Mark D. Wigod, MD
Boise Plastic Surgeon
5.0 out of 5 stars 9 reviews

Breast reconstruction following mastectomy and radiation

For many women who require post-mastectomy radiation therapy, autogenous reconstruction is the preferred method.  There are several options from from where tissue can be moved from one part of the body to the breast.  The abdomen represents one of the most common "donor sites."  The TRAM flap (or transverse rectus abdominus flap) is an older method of breast reconstruction.  Technical advancements have allowed surgeons trained in microsurgical techniques to preserve the rectus muscle (one of the paired muscles of the abdominal wall).  This procedure is known as the DIEP flap (deep infeior epigastric artery perforator flap).  In this technique, the rectus abdominus muscle is spared, thereby reducing post-operative discomfort and reducing the risk of hernia formation.  This technique requires specialized training and is only offered at specialized centers, such as ours.

Loren Schechter, MD
Chicago Plastic Surgeon
2.0 out of 5 stars 2 reviews
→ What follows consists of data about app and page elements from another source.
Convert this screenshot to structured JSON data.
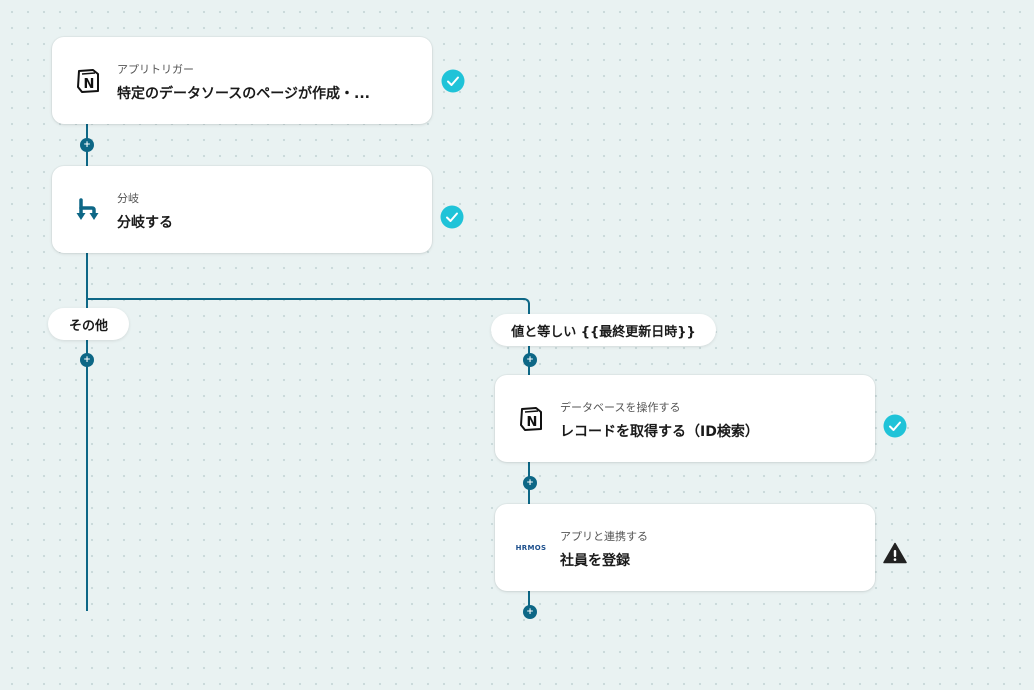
{
  "colors": {
    "accent": "#0d6786",
    "success": "#1fc3d8",
    "warning": "#222222"
  },
  "cards": [
    {
      "subtitle": "アプリトリガー",
      "title": "特定のデータソースのページが作成・...",
      "icon": "notion-icon",
      "status": "success"
    },
    {
      "subtitle": "分岐",
      "title": "分岐する",
      "icon": "branch-icon",
      "status": "success"
    },
    {
      "subtitle": "データベースを操作する",
      "title": "レコードを取得する（ID検索）",
      "icon": "notion-icon",
      "status": "success"
    },
    {
      "subtitle": "アプリと連携する",
      "title": "社員を登録",
      "icon": "hrmos-logo",
      "status": "warning"
    }
  ],
  "branches": {
    "left_label": "その他",
    "right_label": "値と等しい {{最終更新日時}}"
  },
  "hrmos_logo_text": "HRMOS"
}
These answers are for educational purposes and should not be relied upon as a substitute for medical advice you may receive from your physician. If you have a medical emergency, please call 911. These answers do not constitute or initiate a patient/doctor relationship.